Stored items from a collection
- Opening Delimiter -

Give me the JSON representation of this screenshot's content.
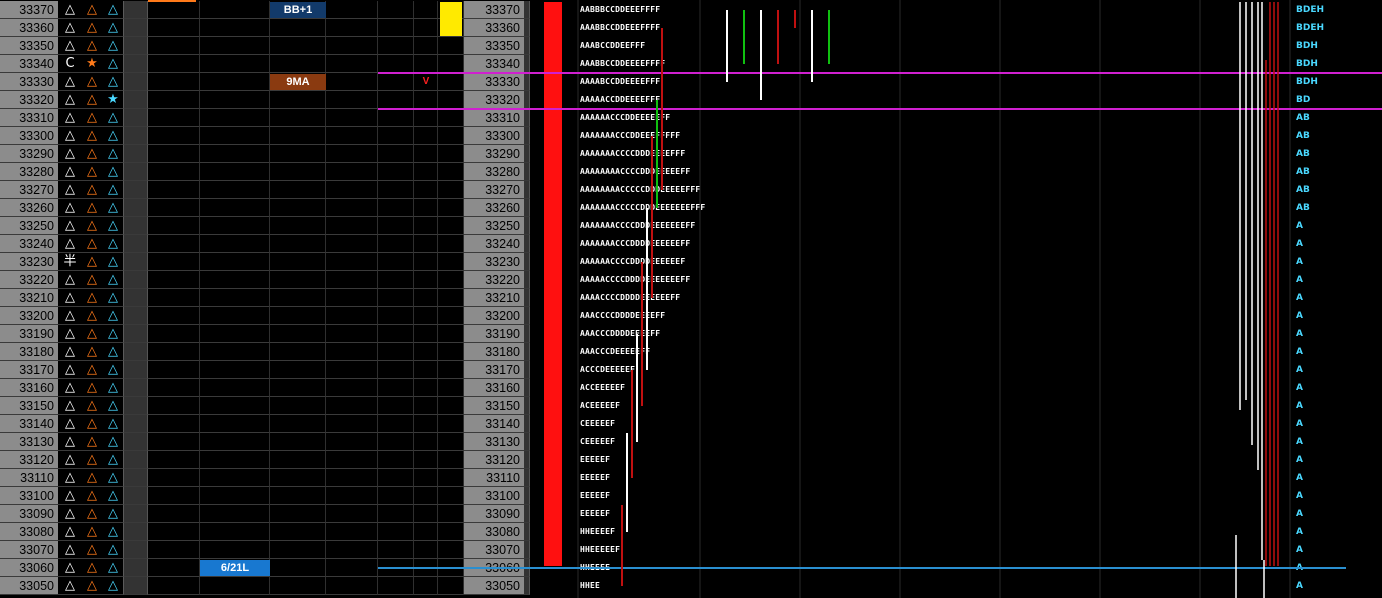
{
  "prices": [
    33370,
    33360,
    33350,
    33340,
    33330,
    33320,
    33310,
    33300,
    33290,
    33280,
    33270,
    33260,
    33250,
    33240,
    33230,
    33220,
    33210,
    33200,
    33190,
    33180,
    33170,
    33160,
    33150,
    33140,
    33130,
    33120,
    33110,
    33100,
    33090,
    33080,
    33070,
    33060,
    33050
  ],
  "icon_rows": [
    {
      "c1": "△",
      "c2": "△",
      "c3": "△"
    },
    {
      "c1": "△",
      "c2": "△",
      "c3": "△"
    },
    {
      "c1": "△",
      "c2": "△",
      "c3": "△"
    },
    {
      "c1": "C",
      "c2": "★",
      "c3": "△"
    },
    {
      "c1": "△",
      "c2": "△",
      "c3": "△"
    },
    {
      "c1": "△",
      "c2": "△",
      "c3": "★"
    },
    {
      "c1": "△",
      "c2": "△",
      "c3": "△"
    },
    {
      "c1": "△",
      "c2": "△",
      "c3": "△"
    },
    {
      "c1": "△",
      "c2": "△",
      "c3": "△"
    },
    {
      "c1": "△",
      "c2": "△",
      "c3": "△"
    },
    {
      "c1": "△",
      "c2": "△",
      "c3": "△"
    },
    {
      "c1": "△",
      "c2": "△",
      "c3": "△"
    },
    {
      "c1": "△",
      "c2": "△",
      "c3": "△"
    },
    {
      "c1": "△",
      "c2": "△",
      "c3": "△"
    },
    {
      "c1": "半",
      "c2": "△",
      "c3": "△"
    },
    {
      "c1": "△",
      "c2": "△",
      "c3": "△"
    },
    {
      "c1": "△",
      "c2": "△",
      "c3": "△"
    },
    {
      "c1": "△",
      "c2": "△",
      "c3": "△"
    },
    {
      "c1": "△",
      "c2": "△",
      "c3": "△"
    },
    {
      "c1": "△",
      "c2": "△",
      "c3": "△"
    },
    {
      "c1": "△",
      "c2": "△",
      "c3": "△"
    },
    {
      "c1": "△",
      "c2": "△",
      "c3": "△"
    },
    {
      "c1": "△",
      "c2": "△",
      "c3": "△"
    },
    {
      "c1": "△",
      "c2": "△",
      "c3": "△"
    },
    {
      "c1": "△",
      "c2": "△",
      "c3": "△"
    },
    {
      "c1": "△",
      "c2": "△",
      "c3": "△"
    },
    {
      "c1": "△",
      "c2": "△",
      "c3": "△"
    },
    {
      "c1": "△",
      "c2": "△",
      "c3": "△"
    },
    {
      "c1": "△",
      "c2": "△",
      "c3": "△"
    },
    {
      "c1": "△",
      "c2": "△",
      "c3": "△"
    },
    {
      "c1": "△",
      "c2": "△",
      "c3": "△"
    },
    {
      "c1": "△",
      "c2": "△",
      "c3": "△"
    },
    {
      "c1": "△",
      "c2": "△",
      "c3": "△"
    }
  ],
  "tags": {
    "bb": {
      "label": "BB+1",
      "price": 33370
    },
    "ma": {
      "label": "9MA",
      "price": 33330
    },
    "low": {
      "label": "6/21L",
      "price": 33060
    },
    "v": {
      "label": "V",
      "price": 33330
    }
  },
  "tpo_profile": [
    "AABBBCCDDEEEFFFF",
    "AAABBCCDDEEEFFFF",
    "AAABCCDDEEFFF",
    "AAABBCCDDEEEEFFFF",
    "AAAABCCDDEEEEFFF",
    "AAAAACCDDEEEEFFF",
    "AAAAAACCCDDEEEEEFF",
    "AAAAAAACCCDDEEEFFFFF",
    "AAAAAAACCCCDDDEEEEFFF",
    "AAAAAAAACCCCDDDEEEEEFF",
    "AAAAAAAACCCCCDDDEEEEEFFF",
    "AAAAAAACCCCCDDDEEEEEEEFFF",
    "AAAAAAACCCCDDDEEEEEEEFF",
    "AAAAAAACCCDDDDEEEEEEFF",
    "AAAAAACCCCDDDDEEEEEEF",
    "AAAAACCCCDDDDEEEEEEEFF",
    "AAAACCCCDDDDEEEEEEFF",
    "AAACCCCDDDDEEEEFF",
    "AAACCCDDDDEEEEFF",
    "AAACCCDEEEEEFF",
    "ACCCDEEEEEF",
    "ACCEEEEEF",
    "ACEEEEEF",
    "CEEEEEF",
    "CEEEEEF",
    "EEEEEF",
    "EEEEEF",
    "EEEEEF",
    "EEEEEF",
    "HHEEEEF",
    "HHEEEEEF",
    "HHEEEE",
    "HHEE"
  ],
  "right_labels": [
    "BDEH",
    "BDEH",
    "BDH",
    "BDH",
    "BDH",
    "BD",
    "AB",
    "AB",
    "AB",
    "AB",
    "AB",
    "AB",
    "A",
    "A",
    "A",
    "A",
    "A",
    "A",
    "A",
    "A",
    "A",
    "A",
    "A",
    "A",
    "A",
    "A",
    "A",
    "A",
    "A",
    "A",
    "A",
    "A",
    "A"
  ],
  "colors": {
    "price_bg": "#8c8c8c",
    "magenta": "#d020d0",
    "blue_line": "#2a8fd0",
    "red_bar": "#ff1010",
    "yellow": "#ffea00",
    "cyan": "#4ad8ff",
    "orange": "#ff7a1a"
  },
  "chart_data": {
    "type": "table",
    "price_levels_high": 33370,
    "price_levels_low": 33050,
    "tick_size": 10,
    "horizontal_lines": [
      {
        "color": "magenta",
        "price": 33335
      },
      {
        "color": "magenta",
        "price": 33315
      },
      {
        "color": "blue",
        "price": 33060
      }
    ],
    "candles": [
      {
        "x_index": 0,
        "high": 33095,
        "low": 33050,
        "color": "red"
      },
      {
        "x_index": 1,
        "high": 33135,
        "low": 33080,
        "color": "white"
      },
      {
        "x_index": 2,
        "high": 33170,
        "low": 33110,
        "color": "red"
      },
      {
        "x_index": 3,
        "high": 33190,
        "low": 33130,
        "color": "white"
      },
      {
        "x_index": 4,
        "high": 33230,
        "low": 33150,
        "color": "red"
      },
      {
        "x_index": 5,
        "high": 33260,
        "low": 33170,
        "color": "white"
      },
      {
        "x_index": 6,
        "high": 33300,
        "low": 33210,
        "color": "red"
      },
      {
        "x_index": 7,
        "high": 33320,
        "low": 33260,
        "color": "green"
      },
      {
        "x_index": 8,
        "high": 33360,
        "low": 33270,
        "color": "red"
      },
      {
        "x_index": 9,
        "high": 33370,
        "low": 33330,
        "color": "white"
      },
      {
        "x_index": 10,
        "high": 33370,
        "low": 33340,
        "color": "green"
      },
      {
        "x_index": 11,
        "high": 33370,
        "low": 33320,
        "color": "white"
      },
      {
        "x_index": 12,
        "high": 33370,
        "low": 33340,
        "color": "red"
      },
      {
        "x_index": 13,
        "high": 33370,
        "low": 33360,
        "color": "red"
      },
      {
        "x_index": 14,
        "high": 33370,
        "low": 33330,
        "color": "white"
      },
      {
        "x_index": 15,
        "high": 33370,
        "low": 33340,
        "color": "green"
      }
    ]
  }
}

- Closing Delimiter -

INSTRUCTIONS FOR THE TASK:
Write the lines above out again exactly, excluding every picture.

SOLUTION TO THIS PROBLEM:
Give me the JSON representation of this screenshot's content.
{
  "prices": [
    33370,
    33360,
    33350,
    33340,
    33330,
    33320,
    33310,
    33300,
    33290,
    33280,
    33270,
    33260,
    33250,
    33240,
    33230,
    33220,
    33210,
    33200,
    33190,
    33180,
    33170,
    33160,
    33150,
    33140,
    33130,
    33120,
    33110,
    33100,
    33090,
    33080,
    33070,
    33060,
    33050
  ],
  "icon_rows": [
    {
      "c1": "△",
      "c2": "△",
      "c3": "△"
    },
    {
      "c1": "△",
      "c2": "△",
      "c3": "△"
    },
    {
      "c1": "△",
      "c2": "△",
      "c3": "△"
    },
    {
      "c1": "C",
      "c2": "★",
      "c3": "△"
    },
    {
      "c1": "△",
      "c2": "△",
      "c3": "△"
    },
    {
      "c1": "△",
      "c2": "△",
      "c3": "★"
    },
    {
      "c1": "△",
      "c2": "△",
      "c3": "△"
    },
    {
      "c1": "△",
      "c2": "△",
      "c3": "△"
    },
    {
      "c1": "△",
      "c2": "△",
      "c3": "△"
    },
    {
      "c1": "△",
      "c2": "△",
      "c3": "△"
    },
    {
      "c1": "△",
      "c2": "△",
      "c3": "△"
    },
    {
      "c1": "△",
      "c2": "△",
      "c3": "△"
    },
    {
      "c1": "△",
      "c2": "△",
      "c3": "△"
    },
    {
      "c1": "△",
      "c2": "△",
      "c3": "△"
    },
    {
      "c1": "半",
      "c2": "△",
      "c3": "△"
    },
    {
      "c1": "△",
      "c2": "△",
      "c3": "△"
    },
    {
      "c1": "△",
      "c2": "△",
      "c3": "△"
    },
    {
      "c1": "△",
      "c2": "△",
      "c3": "△"
    },
    {
      "c1": "△",
      "c2": "△",
      "c3": "△"
    },
    {
      "c1": "△",
      "c2": "△",
      "c3": "△"
    },
    {
      "c1": "△",
      "c2": "△",
      "c3": "△"
    },
    {
      "c1": "△",
      "c2": "△",
      "c3": "△"
    },
    {
      "c1": "△",
      "c2": "△",
      "c3": "△"
    },
    {
      "c1": "△",
      "c2": "△",
      "c3": "△"
    },
    {
      "c1": "△",
      "c2": "△",
      "c3": "△"
    },
    {
      "c1": "△",
      "c2": "△",
      "c3": "△"
    },
    {
      "c1": "△",
      "c2": "△",
      "c3": "△"
    },
    {
      "c1": "△",
      "c2": "△",
      "c3": "△"
    },
    {
      "c1": "△",
      "c2": "△",
      "c3": "△"
    },
    {
      "c1": "△",
      "c2": "△",
      "c3": "△"
    },
    {
      "c1": "△",
      "c2": "△",
      "c3": "△"
    },
    {
      "c1": "△",
      "c2": "△",
      "c3": "△"
    },
    {
      "c1": "△",
      "c2": "△",
      "c3": "△"
    }
  ],
  "tags": {
    "bb": {
      "label": "BB+1",
      "price": 33370
    },
    "ma": {
      "label": "9MA",
      "price": 33330
    },
    "low": {
      "label": "6/21L",
      "price": 33060
    },
    "v": {
      "label": "V",
      "price": 33330
    }
  },
  "tpo_profile": [
    "AABBBCCDDEEEFFFF",
    "AAABBCCDDEEEFFFF",
    "AAABCCDDEEFFF",
    "AAABBCCDDEEEEFFFF",
    "AAAABCCDDEEEEFFF",
    "AAAAACCDDEEEEFFF",
    "AAAAAACCCDDEEEEEFF",
    "AAAAAAACCCDDEEEFFFFF",
    "AAAAAAACCCCDDDEEEEFFF",
    "AAAAAAAACCCCDDDEEEEEFF",
    "AAAAAAAACCCCCDDDEEEEEFFF",
    "AAAAAAACCCCCDDDEEEEEEEFFF",
    "AAAAAAACCCCDDDEEEEEEEFF",
    "AAAAAAACCCDDDDEEEEEEFF",
    "AAAAAACCCCDDDDEEEEEEF",
    "AAAAACCCCDDDDEEEEEEEFF",
    "AAAACCCCDDDDEEEEEEFF",
    "AAACCCCDDDDEEEEFF",
    "AAACCCDDDDEEEEFF",
    "AAACCCDEEEEEFF",
    "ACCCDEEEEEF",
    "ACCEEEEEF",
    "ACEEEEEF",
    "CEEEEEF",
    "CEEEEEF",
    "EEEEEF",
    "EEEEEF",
    "EEEEEF",
    "EEEEEF",
    "HHEEEEF",
    "HHEEEEEF",
    "HHEEEE",
    "HHEE"
  ],
  "right_labels": [
    "BDEH",
    "BDEH",
    "BDH",
    "BDH",
    "BDH",
    "BD",
    "AB",
    "AB",
    "AB",
    "AB",
    "AB",
    "AB",
    "A",
    "A",
    "A",
    "A",
    "A",
    "A",
    "A",
    "A",
    "A",
    "A",
    "A",
    "A",
    "A",
    "A",
    "A",
    "A",
    "A",
    "A",
    "A",
    "A",
    "A"
  ],
  "colors": {
    "price_bg": "#8c8c8c",
    "magenta": "#d020d0",
    "blue_line": "#2a8fd0",
    "red_bar": "#ff1010",
    "yellow": "#ffea00",
    "cyan": "#4ad8ff",
    "orange": "#ff7a1a"
  },
  "chart_data": {
    "type": "table",
    "price_levels_high": 33370,
    "price_levels_low": 33050,
    "tick_size": 10,
    "horizontal_lines": [
      {
        "color": "magenta",
        "price": 33335
      },
      {
        "color": "magenta",
        "price": 33315
      },
      {
        "color": "blue",
        "price": 33060
      }
    ],
    "candles": [
      {
        "x_index": 0,
        "high": 33095,
        "low": 33050,
        "color": "red"
      },
      {
        "x_index": 1,
        "high": 33135,
        "low": 33080,
        "color": "white"
      },
      {
        "x_index": 2,
        "high": 33170,
        "low": 33110,
        "color": "red"
      },
      {
        "x_index": 3,
        "high": 33190,
        "low": 33130,
        "color": "white"
      },
      {
        "x_index": 4,
        "high": 33230,
        "low": 33150,
        "color": "red"
      },
      {
        "x_index": 5,
        "high": 33260,
        "low": 33170,
        "color": "white"
      },
      {
        "x_index": 6,
        "high": 33300,
        "low": 33210,
        "color": "red"
      },
      {
        "x_index": 7,
        "high": 33320,
        "low": 33260,
        "color": "green"
      },
      {
        "x_index": 8,
        "high": 33360,
        "low": 33270,
        "color": "red"
      },
      {
        "x_index": 9,
        "high": 33370,
        "low": 33330,
        "color": "white"
      },
      {
        "x_index": 10,
        "high": 33370,
        "low": 33340,
        "color": "green"
      },
      {
        "x_index": 11,
        "high": 33370,
        "low": 33320,
        "color": "white"
      },
      {
        "x_index": 12,
        "high": 33370,
        "low": 33340,
        "color": "red"
      },
      {
        "x_index": 13,
        "high": 33370,
        "low": 33360,
        "color": "red"
      },
      {
        "x_index": 14,
        "high": 33370,
        "low": 33330,
        "color": "white"
      },
      {
        "x_index": 15,
        "high": 33370,
        "low": 33340,
        "color": "green"
      }
    ]
  }
}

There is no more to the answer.